The award for best performance from a band I have seen many times before is to be shared between Girls and Ra Ra Riot. Their performance styles are so different but they are both so great. Ra Ra Riot always perform like they are having the time of their lives on stage and that energy is contagious. You can't watch a performance from Ra Ra without a huge smile on your face unless you're a complete and total dick. Girls are less enthusiastic but their songs are so gorgeous it makes up for their lower energy. Also, this was my first time seeing them perform with back-up singers and that added a really nice texture to their sound.

The award for in your face haters goes to tUnE-yArDs! I tried to tell people who were hating on the record that it's a much different and more powerful experience in person but they had to hear it in person before they became believers. Merrill converted many haters and preached to the choir of painted-faces in the crowd.

The award for talk of the fest goes to dust, Glen Danzig's soup needs and Ryan Gosling. These were the things that seemed to have the most chatter both online and in real life.
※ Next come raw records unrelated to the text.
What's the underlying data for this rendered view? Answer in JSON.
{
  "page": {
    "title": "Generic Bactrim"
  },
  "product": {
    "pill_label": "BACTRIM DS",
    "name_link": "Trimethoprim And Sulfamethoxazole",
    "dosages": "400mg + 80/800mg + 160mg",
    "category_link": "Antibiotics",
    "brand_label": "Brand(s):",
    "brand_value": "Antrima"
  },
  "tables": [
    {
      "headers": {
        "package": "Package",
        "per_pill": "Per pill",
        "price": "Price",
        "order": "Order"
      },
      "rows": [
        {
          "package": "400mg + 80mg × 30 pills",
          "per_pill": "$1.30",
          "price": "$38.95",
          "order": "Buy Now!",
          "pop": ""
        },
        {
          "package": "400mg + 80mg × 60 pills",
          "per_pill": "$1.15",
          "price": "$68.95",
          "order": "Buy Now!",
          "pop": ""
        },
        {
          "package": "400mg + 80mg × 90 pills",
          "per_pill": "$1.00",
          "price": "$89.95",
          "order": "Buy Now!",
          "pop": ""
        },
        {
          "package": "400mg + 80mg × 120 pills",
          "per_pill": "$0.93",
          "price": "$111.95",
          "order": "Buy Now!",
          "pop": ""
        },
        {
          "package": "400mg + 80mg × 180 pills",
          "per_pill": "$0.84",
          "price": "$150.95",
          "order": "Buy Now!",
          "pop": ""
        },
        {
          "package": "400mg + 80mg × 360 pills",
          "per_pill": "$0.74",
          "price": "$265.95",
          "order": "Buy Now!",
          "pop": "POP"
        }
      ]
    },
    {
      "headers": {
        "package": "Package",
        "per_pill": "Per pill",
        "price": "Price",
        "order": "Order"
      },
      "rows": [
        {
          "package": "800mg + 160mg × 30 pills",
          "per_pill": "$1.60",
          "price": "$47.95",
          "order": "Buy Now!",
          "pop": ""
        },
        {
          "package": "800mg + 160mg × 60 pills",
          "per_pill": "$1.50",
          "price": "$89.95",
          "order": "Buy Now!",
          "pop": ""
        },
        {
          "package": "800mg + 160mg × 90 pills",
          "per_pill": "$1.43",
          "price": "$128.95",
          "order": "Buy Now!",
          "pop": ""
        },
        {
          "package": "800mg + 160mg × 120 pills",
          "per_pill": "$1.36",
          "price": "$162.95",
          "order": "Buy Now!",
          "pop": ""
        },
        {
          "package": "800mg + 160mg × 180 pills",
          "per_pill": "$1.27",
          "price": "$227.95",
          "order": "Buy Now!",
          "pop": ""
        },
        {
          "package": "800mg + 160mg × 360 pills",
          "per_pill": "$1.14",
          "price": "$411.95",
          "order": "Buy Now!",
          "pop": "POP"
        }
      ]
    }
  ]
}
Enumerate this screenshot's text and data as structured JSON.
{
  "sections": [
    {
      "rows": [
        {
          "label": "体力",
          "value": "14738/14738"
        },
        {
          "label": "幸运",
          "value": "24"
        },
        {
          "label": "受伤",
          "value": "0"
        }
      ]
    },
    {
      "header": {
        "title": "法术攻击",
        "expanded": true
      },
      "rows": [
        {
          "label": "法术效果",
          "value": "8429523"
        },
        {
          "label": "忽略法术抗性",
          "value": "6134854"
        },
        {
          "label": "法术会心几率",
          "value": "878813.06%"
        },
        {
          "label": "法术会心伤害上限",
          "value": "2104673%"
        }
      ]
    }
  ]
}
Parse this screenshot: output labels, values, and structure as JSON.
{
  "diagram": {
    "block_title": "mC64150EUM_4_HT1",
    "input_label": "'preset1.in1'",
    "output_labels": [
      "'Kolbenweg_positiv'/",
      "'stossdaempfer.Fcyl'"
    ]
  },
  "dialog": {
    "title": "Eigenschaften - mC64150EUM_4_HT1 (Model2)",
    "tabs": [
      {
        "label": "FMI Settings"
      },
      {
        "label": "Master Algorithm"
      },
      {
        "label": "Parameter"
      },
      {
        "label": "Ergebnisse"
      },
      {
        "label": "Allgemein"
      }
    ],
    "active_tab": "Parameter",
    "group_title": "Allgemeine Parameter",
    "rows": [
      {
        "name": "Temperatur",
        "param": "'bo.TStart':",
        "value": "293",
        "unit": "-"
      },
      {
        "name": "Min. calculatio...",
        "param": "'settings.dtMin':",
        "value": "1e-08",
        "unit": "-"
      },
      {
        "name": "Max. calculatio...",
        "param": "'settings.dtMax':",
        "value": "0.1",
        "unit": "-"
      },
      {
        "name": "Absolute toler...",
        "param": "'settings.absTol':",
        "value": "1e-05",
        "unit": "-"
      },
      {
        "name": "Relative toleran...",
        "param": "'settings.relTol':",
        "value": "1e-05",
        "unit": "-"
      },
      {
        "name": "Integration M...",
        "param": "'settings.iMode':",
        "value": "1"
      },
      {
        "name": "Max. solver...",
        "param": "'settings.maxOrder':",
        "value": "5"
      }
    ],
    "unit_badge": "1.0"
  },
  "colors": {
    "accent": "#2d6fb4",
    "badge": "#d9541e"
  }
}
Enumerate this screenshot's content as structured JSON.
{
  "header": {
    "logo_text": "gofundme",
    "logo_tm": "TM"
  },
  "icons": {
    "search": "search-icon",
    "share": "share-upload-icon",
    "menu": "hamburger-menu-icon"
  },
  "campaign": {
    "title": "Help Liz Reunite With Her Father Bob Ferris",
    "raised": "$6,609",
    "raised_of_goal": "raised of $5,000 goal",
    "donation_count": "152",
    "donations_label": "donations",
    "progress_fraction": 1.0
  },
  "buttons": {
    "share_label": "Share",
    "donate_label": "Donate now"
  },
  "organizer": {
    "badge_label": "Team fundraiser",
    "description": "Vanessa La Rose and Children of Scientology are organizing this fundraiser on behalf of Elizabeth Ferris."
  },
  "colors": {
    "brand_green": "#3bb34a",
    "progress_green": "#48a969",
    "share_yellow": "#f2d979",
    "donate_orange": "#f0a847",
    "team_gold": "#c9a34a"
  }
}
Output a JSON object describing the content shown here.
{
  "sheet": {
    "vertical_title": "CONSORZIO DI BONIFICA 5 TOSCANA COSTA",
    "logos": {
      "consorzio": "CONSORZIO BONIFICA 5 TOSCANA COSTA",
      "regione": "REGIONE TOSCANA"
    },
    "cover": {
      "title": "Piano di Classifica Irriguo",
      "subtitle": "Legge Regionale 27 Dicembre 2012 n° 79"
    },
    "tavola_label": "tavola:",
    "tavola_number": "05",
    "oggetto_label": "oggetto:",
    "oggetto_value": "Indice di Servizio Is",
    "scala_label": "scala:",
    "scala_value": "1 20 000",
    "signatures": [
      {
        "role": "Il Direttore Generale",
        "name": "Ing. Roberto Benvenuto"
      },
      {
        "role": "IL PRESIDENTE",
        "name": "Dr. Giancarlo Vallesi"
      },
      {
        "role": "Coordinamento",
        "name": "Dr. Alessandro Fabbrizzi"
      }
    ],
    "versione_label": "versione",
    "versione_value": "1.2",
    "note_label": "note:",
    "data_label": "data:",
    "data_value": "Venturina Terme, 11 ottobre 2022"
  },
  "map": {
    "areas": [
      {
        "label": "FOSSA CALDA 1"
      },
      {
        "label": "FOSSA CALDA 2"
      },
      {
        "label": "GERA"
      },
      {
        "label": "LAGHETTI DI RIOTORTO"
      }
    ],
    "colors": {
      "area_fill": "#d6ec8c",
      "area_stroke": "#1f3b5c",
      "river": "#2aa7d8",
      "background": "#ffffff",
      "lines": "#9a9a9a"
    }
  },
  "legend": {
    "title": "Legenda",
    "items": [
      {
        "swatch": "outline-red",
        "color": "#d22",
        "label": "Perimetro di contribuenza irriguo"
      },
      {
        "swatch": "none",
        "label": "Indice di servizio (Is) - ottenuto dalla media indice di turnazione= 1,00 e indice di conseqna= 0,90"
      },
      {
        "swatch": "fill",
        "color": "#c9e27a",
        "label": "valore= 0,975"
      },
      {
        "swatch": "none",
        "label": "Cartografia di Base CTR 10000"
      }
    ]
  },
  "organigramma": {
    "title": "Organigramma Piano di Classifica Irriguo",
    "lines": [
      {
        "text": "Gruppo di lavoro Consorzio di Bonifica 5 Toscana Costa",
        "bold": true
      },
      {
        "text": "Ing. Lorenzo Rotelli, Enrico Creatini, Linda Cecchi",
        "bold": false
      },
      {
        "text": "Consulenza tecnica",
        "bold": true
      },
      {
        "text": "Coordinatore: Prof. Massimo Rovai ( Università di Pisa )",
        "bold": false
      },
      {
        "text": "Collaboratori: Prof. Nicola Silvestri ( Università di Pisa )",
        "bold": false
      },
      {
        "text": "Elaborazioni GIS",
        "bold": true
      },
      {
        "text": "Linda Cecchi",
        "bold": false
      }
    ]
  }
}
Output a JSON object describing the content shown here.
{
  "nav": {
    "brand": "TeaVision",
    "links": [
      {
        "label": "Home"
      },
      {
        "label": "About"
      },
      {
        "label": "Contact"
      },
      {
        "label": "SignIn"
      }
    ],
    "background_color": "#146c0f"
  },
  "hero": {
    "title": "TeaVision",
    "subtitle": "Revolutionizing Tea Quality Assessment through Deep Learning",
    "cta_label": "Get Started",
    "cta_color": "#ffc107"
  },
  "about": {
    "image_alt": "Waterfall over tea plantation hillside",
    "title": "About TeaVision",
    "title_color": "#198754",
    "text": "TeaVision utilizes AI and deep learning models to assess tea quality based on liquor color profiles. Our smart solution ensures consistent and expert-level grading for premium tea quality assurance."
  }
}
I contributed to chatter on all of these topics and choose not to delve into them any further.

The award for sets are heard great things about but didn't attend goes to Trash Talk and Black Lips. I heard both sets were absolute madness in the best possible way but sadly I was not there for either one. Isn't that always the story of festival attendance?

The award for oh yeah, they're awesome goes to Spoon. Having seen them perform on many occasions, including their Austin City Limits Television taping I had planned to skip their headlining set at Fun Fest. However, through a series of circumstances I ended up watching their performance and was reminded of why they are local legends to begin with. Great songwriting, spot-on performances, lovely stage decor, it was magic.

Obviously, I saw many other great sets throughout the weekend but I'm not going to recount them all. FunFunFun Fest is, by far, my favorite music festival with a centralized locale and I look forward to how they top this year's fest next year. I, like many of you, was hesitant of the move to Auditorium Shores but I think it went off without a hitch. Sure, it was a longer trek to get from the Orange stage to the Black stage but it was nice to have more vendors and having more space made the walking part easier because the crowd density wasn't as intense as it had been at Waterloo Park. Did you have fun at the fest? Who would you award with what?

Read more!